#### Given information:
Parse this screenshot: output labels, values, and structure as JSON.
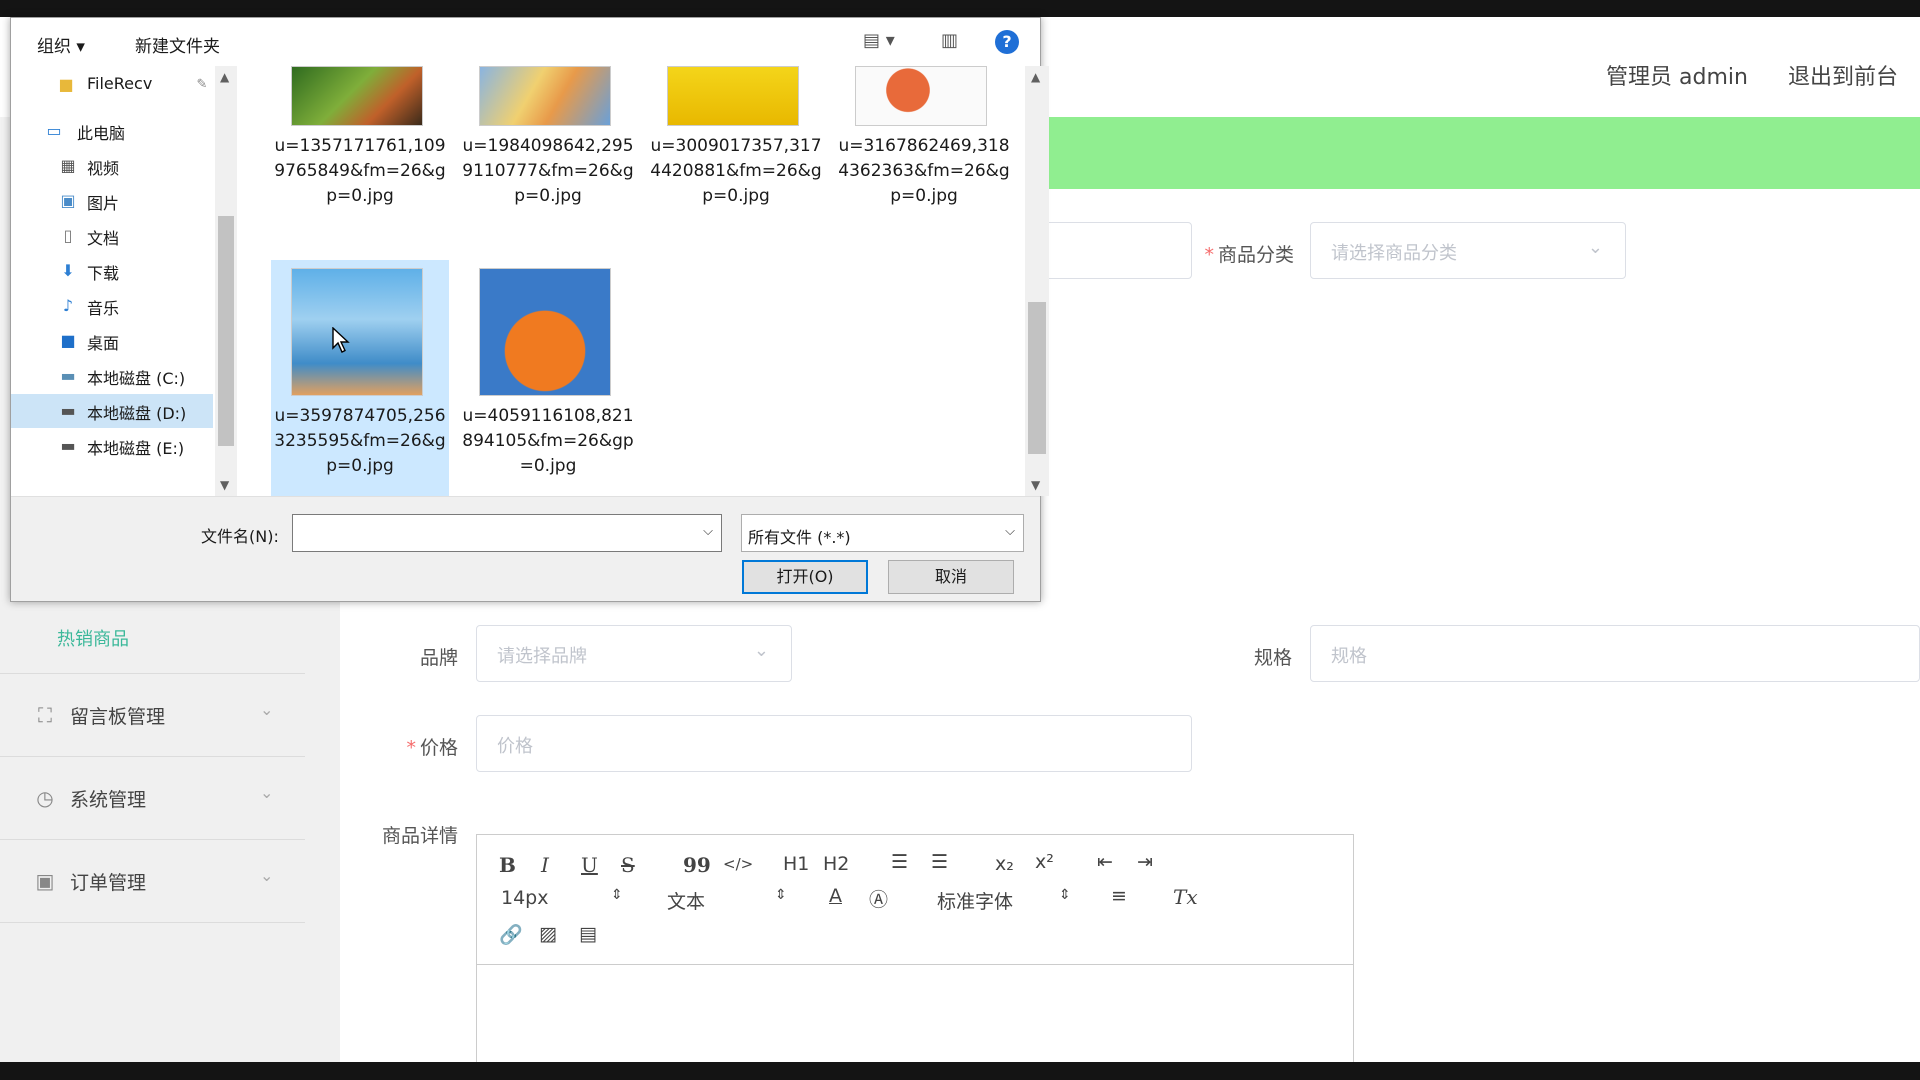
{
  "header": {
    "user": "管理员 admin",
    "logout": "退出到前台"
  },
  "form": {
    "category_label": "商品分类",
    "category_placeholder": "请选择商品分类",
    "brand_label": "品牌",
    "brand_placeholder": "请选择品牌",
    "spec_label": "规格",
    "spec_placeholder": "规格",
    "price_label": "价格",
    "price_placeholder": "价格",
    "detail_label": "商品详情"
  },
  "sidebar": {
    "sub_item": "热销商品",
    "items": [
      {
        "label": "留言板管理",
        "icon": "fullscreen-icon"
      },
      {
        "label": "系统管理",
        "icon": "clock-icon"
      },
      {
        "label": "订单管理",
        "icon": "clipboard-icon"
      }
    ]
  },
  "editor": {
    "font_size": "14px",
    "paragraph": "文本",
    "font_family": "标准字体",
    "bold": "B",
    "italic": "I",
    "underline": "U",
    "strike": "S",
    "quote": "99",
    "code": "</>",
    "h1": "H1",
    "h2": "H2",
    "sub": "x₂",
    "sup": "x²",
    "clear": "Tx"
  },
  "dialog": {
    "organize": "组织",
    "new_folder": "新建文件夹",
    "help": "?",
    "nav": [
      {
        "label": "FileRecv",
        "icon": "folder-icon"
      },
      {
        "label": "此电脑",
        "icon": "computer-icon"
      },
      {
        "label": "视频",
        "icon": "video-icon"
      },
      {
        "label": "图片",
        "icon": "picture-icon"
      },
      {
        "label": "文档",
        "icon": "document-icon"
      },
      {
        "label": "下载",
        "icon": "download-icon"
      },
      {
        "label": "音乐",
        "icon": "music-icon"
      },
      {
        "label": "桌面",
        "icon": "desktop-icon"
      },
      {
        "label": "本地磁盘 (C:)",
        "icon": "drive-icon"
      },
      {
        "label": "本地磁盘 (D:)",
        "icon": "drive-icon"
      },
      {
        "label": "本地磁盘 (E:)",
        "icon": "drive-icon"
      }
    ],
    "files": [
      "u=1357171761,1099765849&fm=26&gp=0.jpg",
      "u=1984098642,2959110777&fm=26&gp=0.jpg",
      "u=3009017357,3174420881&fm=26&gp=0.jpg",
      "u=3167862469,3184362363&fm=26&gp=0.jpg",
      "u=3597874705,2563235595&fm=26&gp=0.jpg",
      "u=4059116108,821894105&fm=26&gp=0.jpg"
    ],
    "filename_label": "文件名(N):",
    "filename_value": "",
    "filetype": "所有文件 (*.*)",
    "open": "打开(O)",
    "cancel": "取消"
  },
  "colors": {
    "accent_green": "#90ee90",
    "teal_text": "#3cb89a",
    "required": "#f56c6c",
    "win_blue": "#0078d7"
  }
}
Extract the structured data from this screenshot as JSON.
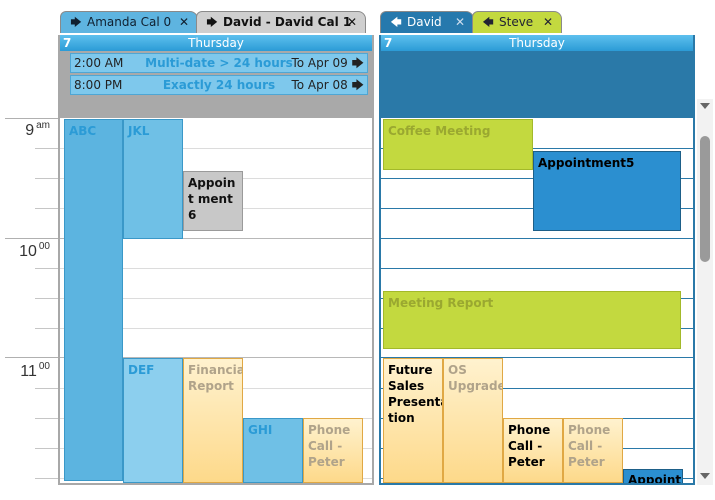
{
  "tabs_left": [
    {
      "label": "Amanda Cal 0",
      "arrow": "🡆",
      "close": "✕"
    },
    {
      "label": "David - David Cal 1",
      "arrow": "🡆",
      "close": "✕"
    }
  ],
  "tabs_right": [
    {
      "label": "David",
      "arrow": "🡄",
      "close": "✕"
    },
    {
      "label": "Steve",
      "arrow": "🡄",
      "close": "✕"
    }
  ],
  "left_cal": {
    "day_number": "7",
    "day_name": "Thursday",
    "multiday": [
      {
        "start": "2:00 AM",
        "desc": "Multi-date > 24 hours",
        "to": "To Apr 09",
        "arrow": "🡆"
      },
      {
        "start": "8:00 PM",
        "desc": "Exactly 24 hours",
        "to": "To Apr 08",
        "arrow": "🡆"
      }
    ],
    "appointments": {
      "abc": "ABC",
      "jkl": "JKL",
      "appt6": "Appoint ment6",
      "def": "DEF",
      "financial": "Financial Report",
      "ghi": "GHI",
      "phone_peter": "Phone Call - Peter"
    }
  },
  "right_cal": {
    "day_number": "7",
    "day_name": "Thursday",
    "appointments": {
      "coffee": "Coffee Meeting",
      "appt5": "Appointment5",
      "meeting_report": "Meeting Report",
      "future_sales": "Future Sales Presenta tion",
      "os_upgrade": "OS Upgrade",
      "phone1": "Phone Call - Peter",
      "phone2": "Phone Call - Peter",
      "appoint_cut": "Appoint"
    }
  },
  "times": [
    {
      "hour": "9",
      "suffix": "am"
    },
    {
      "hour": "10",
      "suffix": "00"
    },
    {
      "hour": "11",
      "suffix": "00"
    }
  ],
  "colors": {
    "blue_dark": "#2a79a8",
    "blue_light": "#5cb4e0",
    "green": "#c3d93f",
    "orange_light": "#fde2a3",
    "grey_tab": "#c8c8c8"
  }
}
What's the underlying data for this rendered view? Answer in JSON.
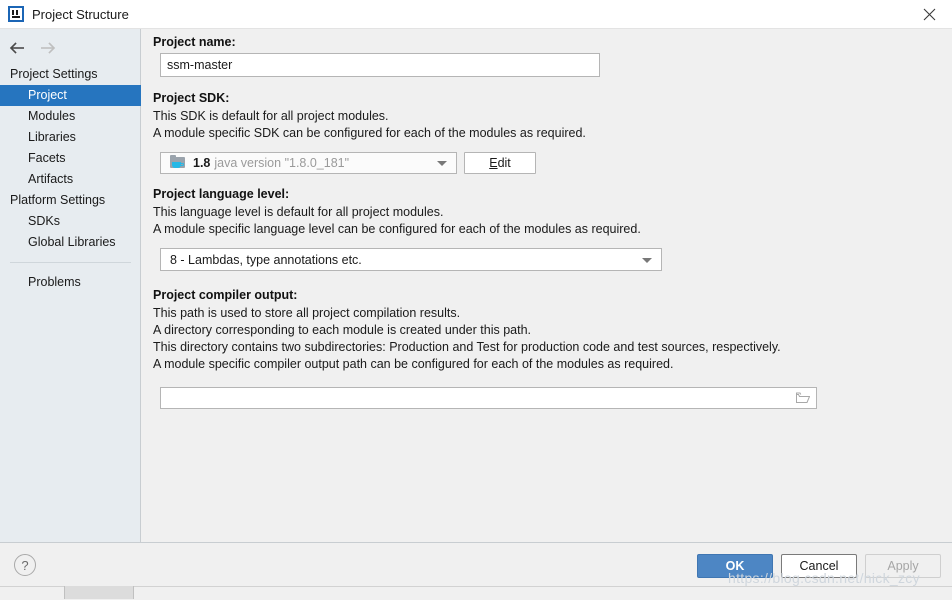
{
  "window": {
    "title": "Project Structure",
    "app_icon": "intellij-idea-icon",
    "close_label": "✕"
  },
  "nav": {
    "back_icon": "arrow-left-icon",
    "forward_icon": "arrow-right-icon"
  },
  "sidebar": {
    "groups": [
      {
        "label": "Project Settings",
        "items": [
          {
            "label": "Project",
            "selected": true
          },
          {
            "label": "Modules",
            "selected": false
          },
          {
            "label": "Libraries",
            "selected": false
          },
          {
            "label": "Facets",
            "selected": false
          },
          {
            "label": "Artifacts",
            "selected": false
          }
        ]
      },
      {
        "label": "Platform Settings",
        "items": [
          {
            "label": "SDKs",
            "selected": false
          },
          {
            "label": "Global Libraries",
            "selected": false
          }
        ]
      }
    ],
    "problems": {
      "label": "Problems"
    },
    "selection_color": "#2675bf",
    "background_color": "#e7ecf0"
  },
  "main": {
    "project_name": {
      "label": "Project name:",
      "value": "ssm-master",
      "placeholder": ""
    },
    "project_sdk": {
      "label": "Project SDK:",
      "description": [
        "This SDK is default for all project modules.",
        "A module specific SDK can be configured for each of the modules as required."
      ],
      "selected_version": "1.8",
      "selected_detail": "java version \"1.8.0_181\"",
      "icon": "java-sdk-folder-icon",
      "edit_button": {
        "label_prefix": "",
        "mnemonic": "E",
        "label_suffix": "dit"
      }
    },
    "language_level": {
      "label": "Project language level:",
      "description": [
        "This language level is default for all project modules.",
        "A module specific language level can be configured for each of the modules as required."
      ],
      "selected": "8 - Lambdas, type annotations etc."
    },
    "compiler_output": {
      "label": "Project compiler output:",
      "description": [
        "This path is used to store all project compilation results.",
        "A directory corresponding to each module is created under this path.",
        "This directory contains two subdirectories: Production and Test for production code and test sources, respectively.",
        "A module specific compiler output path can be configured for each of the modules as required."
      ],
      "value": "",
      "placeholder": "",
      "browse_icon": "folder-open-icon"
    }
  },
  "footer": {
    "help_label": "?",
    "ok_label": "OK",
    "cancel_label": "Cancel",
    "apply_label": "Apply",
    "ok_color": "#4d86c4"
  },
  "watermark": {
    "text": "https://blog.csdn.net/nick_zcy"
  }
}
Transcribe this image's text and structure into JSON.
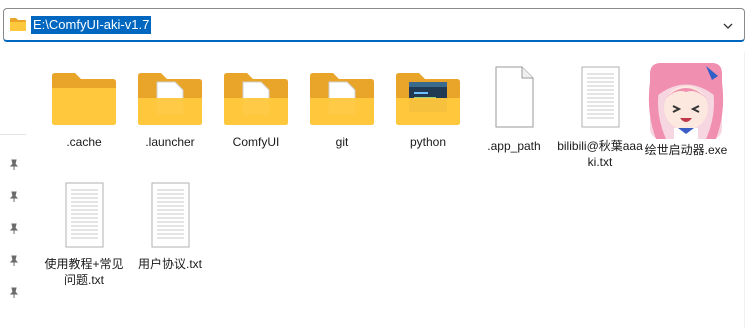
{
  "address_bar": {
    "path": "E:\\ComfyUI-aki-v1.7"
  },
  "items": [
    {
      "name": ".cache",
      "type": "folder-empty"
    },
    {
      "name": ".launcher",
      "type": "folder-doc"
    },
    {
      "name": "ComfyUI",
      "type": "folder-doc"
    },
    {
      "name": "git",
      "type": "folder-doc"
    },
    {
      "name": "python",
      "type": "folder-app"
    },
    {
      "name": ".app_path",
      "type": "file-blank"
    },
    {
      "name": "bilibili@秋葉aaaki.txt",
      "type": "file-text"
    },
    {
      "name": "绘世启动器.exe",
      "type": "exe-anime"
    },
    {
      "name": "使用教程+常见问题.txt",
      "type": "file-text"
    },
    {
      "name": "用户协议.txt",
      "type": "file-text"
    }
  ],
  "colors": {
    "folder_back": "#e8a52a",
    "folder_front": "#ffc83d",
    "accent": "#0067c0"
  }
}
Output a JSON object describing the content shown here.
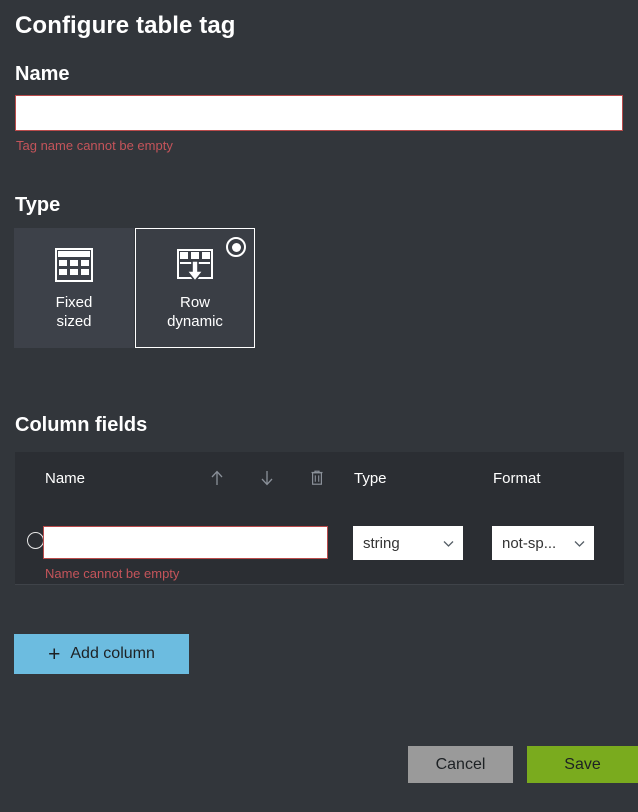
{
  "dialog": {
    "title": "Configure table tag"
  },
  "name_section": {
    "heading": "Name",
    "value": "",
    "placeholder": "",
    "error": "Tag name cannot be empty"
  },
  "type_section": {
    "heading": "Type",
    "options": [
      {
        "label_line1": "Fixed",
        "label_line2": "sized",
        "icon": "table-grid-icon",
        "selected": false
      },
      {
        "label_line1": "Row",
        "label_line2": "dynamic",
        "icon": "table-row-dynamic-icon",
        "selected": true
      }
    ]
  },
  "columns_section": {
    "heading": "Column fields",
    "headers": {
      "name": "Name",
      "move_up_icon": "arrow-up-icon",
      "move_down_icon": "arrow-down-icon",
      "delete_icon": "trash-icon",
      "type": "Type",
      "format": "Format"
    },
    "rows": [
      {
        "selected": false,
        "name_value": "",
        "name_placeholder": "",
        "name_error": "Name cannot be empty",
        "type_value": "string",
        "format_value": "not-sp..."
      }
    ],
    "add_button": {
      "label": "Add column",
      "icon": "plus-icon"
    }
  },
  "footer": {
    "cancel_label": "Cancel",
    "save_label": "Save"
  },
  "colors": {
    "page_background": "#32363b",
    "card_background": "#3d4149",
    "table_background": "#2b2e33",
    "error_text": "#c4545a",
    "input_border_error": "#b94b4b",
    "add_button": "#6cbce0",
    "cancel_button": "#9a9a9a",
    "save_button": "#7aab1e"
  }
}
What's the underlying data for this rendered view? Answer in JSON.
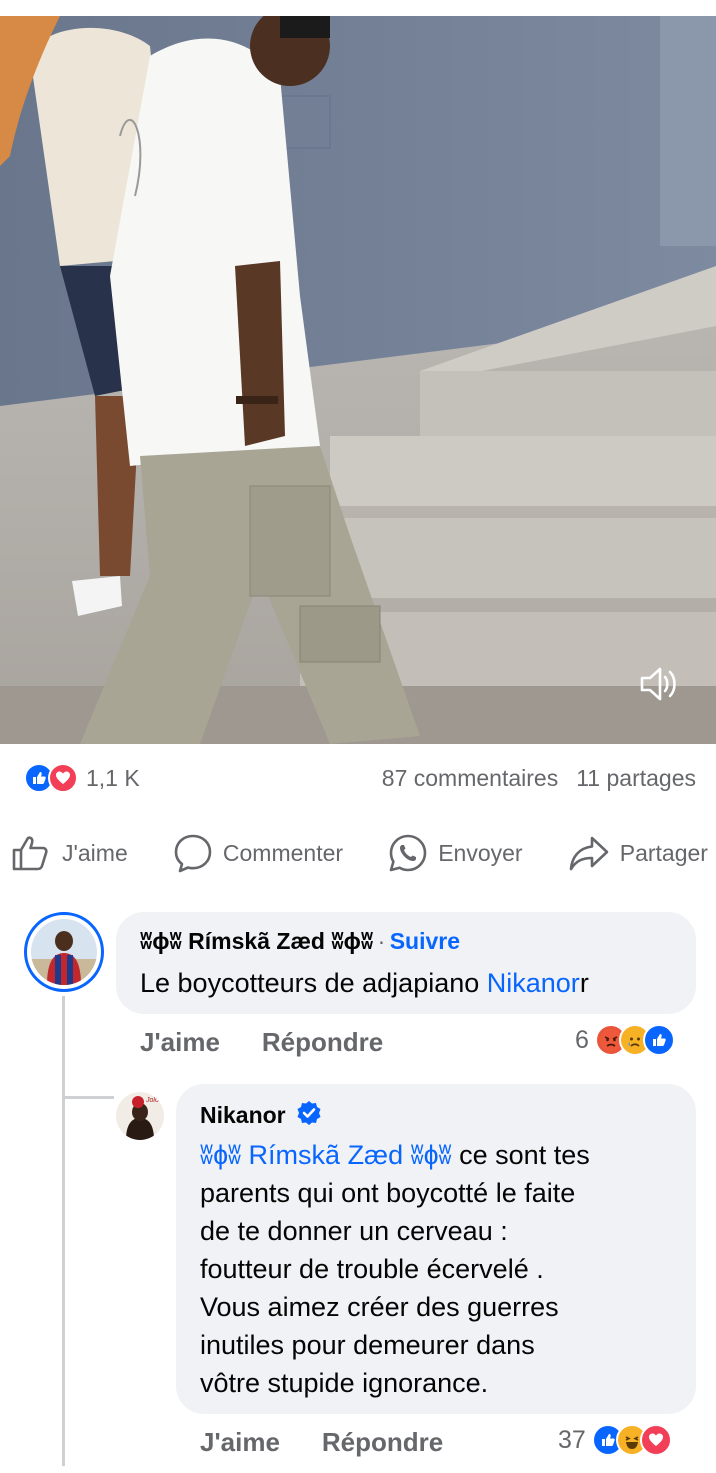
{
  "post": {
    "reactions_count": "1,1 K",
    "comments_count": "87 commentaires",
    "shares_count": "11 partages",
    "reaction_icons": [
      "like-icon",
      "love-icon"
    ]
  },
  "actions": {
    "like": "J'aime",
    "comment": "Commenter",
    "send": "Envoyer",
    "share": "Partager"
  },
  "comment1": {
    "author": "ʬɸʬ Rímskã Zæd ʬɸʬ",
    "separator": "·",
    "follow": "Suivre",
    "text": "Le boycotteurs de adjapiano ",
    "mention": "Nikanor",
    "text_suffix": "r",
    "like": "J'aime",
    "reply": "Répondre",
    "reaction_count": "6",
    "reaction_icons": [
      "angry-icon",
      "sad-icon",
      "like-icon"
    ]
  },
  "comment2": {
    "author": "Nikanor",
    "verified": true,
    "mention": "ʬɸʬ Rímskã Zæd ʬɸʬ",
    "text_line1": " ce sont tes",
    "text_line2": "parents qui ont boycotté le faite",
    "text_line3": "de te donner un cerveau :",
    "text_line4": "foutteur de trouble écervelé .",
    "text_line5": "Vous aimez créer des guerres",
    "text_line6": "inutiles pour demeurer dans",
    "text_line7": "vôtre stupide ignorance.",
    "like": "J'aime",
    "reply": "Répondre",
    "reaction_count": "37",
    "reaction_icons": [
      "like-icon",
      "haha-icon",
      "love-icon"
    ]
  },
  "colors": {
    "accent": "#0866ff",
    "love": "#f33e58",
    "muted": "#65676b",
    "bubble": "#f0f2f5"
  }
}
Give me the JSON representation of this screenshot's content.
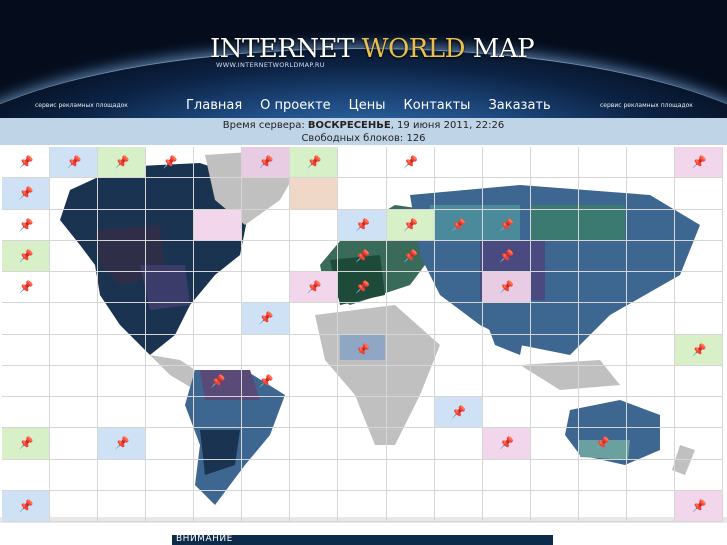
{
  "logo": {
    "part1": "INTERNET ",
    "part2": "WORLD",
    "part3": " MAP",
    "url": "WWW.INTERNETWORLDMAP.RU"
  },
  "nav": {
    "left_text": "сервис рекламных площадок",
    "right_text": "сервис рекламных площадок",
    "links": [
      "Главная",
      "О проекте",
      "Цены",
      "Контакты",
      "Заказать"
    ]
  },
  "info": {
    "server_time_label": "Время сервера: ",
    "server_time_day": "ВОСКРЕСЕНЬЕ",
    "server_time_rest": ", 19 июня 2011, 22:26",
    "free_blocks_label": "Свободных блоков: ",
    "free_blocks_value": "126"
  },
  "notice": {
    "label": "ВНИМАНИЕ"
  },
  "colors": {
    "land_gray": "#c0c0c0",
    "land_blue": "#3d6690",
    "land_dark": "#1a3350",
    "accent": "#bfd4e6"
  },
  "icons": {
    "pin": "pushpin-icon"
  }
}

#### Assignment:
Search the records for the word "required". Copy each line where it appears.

#### Reply:
    "required": "#f56c6c",
        "A module specific SDK can be configured for each of the modules as required."
        "A module specific language level can be configured for each of the modules as required."
        "A module specific compiler output path can be configured for each of the modules as required."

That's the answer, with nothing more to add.